According to the program this band of players has had many illnesses and replacements in the cast, and it showed. Acting went from the sublime (Andromache, Beth Hogan, Hecuba, Francis Bay) to the amateur. I could never quite believe Jeanie Hackett as bloody axe wielding Clytemnestra with her Medean revenge. She looked like she should be on the cheerleading squad at UCLA. She was much too young and wholesome looking for the part. Marc's performance was technically flawless, but I sensed he was holding back out of chivalry for the more amateur members of the cast. The role was large but unfortunately overshadowed by the female characters. The hardest work was done by half a dozen young women in various roles, (captured Trojan women, victorious Greek women, Greek chorous). They were consistently wonderful with special mention to Daphne Nayar as Thetis the sea nymph.
The main trouble I had with it was that the performers were just too close for my comfort. I suppose I am old fashioned, but I cannot suspend my disbelief and get into the story when I can clearly see that queen Hecuba's hair ornaments are knitting needles! I was so close that in the final scene I could see the blue of Marc's eyes.
In the lobby just prior to being seated. I looked up and who did I spot just two feet from me but Casey Biggs (Damar)! He had a distracted "please don't bother me"look on his face so I didn't bug him. I sat behind him during the performance and he was very focused on it. Unfortunately those two snuck out the back as I had been warned they would, so I never got to meet anyobody :-(
This cast certainly believed in realist theater. In one gratuitous bath towel scene Iphigenia spins around, assuring us the Greek ladies of the period wore no undergarments. In another Helen of Troy (launched a thousand ships,remember?) bares her bosoms to estranged hubby Menelaus. She doesn't get her costume back together in time before spinning about and flashing the audience. Honestly, I really saw no point in either of these details.
Two additional points. Marc has a bathtub death scene at the end and I watched him closely. His eyes remained open and staring for several minutes.

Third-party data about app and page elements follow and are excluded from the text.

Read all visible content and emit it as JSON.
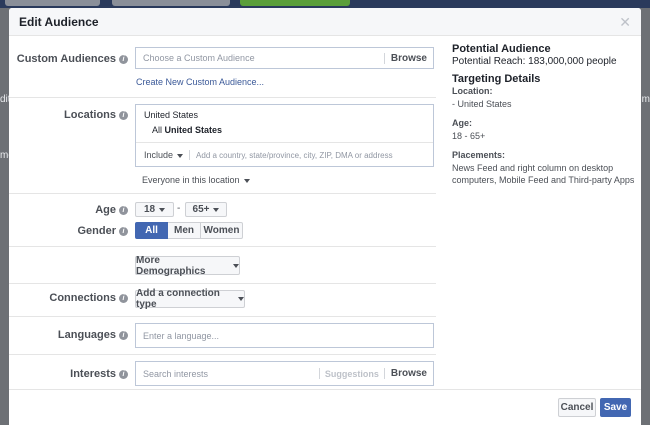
{
  "dialog": {
    "title": "Edit Audience"
  },
  "background": {
    "left_texts": [
      "dit",
      "me"
    ],
    "right_text": "tim"
  },
  "custom_audiences": {
    "label": "Custom Audiences",
    "placeholder": "Choose a Custom Audience",
    "browse": "Browse",
    "create_link": "Create New Custom Audience..."
  },
  "locations": {
    "label": "Locations",
    "country": "United States",
    "all_prefix": "All",
    "all_value": "United States",
    "include": "Include",
    "add_placeholder": "Add a country, state/province, city, ZIP, DMA or address",
    "everyone": "Everyone in this location"
  },
  "age": {
    "label": "Age",
    "min": "18",
    "max": "65+",
    "dash": "-"
  },
  "gender": {
    "label": "Gender",
    "options": [
      "All",
      "Men",
      "Women"
    ],
    "selected": "All"
  },
  "more_demographics": "More Demographics",
  "connections": {
    "label": "Connections",
    "button": "Add a connection type"
  },
  "languages": {
    "label": "Languages",
    "placeholder": "Enter a language..."
  },
  "interests": {
    "label": "Interests",
    "placeholder": "Search interests",
    "suggestions": "Suggestions",
    "browse": "Browse"
  },
  "summary": {
    "potential_audience": "Potential Audience",
    "potential_reach": "Potential Reach: 183,000,000 people",
    "targeting_details": "Targeting Details",
    "location_label": "Location:",
    "location_value": "- United States",
    "age_label": "Age:",
    "age_value": "18 - 65+",
    "placements_label": "Placements:",
    "placements_value": "News Feed and right column on desktop computers, Mobile Feed and Third-party Apps"
  },
  "footer": {
    "cancel": "Cancel",
    "save": "Save"
  },
  "colors": {
    "primary": "#4267b2",
    "header_bg": "#f6f7f9",
    "border": "#e5e5e5",
    "link": "#3b5998"
  }
}
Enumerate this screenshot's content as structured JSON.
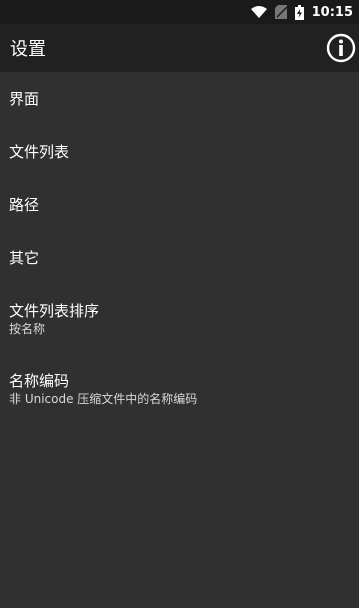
{
  "status_bar": {
    "time": "10:15",
    "icons": [
      "wifi-icon",
      "sim-icon",
      "battery-icon"
    ]
  },
  "app_bar": {
    "title": "设置",
    "info_icon": "info-icon"
  },
  "settings": [
    {
      "title": "界面"
    },
    {
      "title": "文件列表"
    },
    {
      "title": "路径"
    },
    {
      "title": "其它"
    },
    {
      "title": "文件列表排序",
      "summary": "按名称"
    },
    {
      "title": "名称编码",
      "summary": "非 Unicode 压缩文件中的名称编码"
    }
  ],
  "colors": {
    "background": "#303030",
    "app_bar": "#212121",
    "status_bar": "#1a1a1a",
    "text_primary": "#ffffff",
    "text_secondary": "#d8d8d8"
  }
}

He never blinked once! I would also like to personally thank him for a memorable curtain call. He took his curtain call in a very brief, blue cotton, terry cloth bathrobe. Maybe someone pulled a prank, and replaced the real one with this one and he had no choice :-)
Performances of 'The Greeks #1: The Cursed', featuring Marc Alaimo, are currently being held on Wednesdays and Fridays at the Odyssey Theatre in Los Angeles. The play is expected to run through the 14th of November. Reservations are still being accepted, you can reach the Odyssey Theatre at (310) 477-2055. For more information, please visit All Alaimo All The Time.
Karen Comer is a regular contributor to the Trek Nation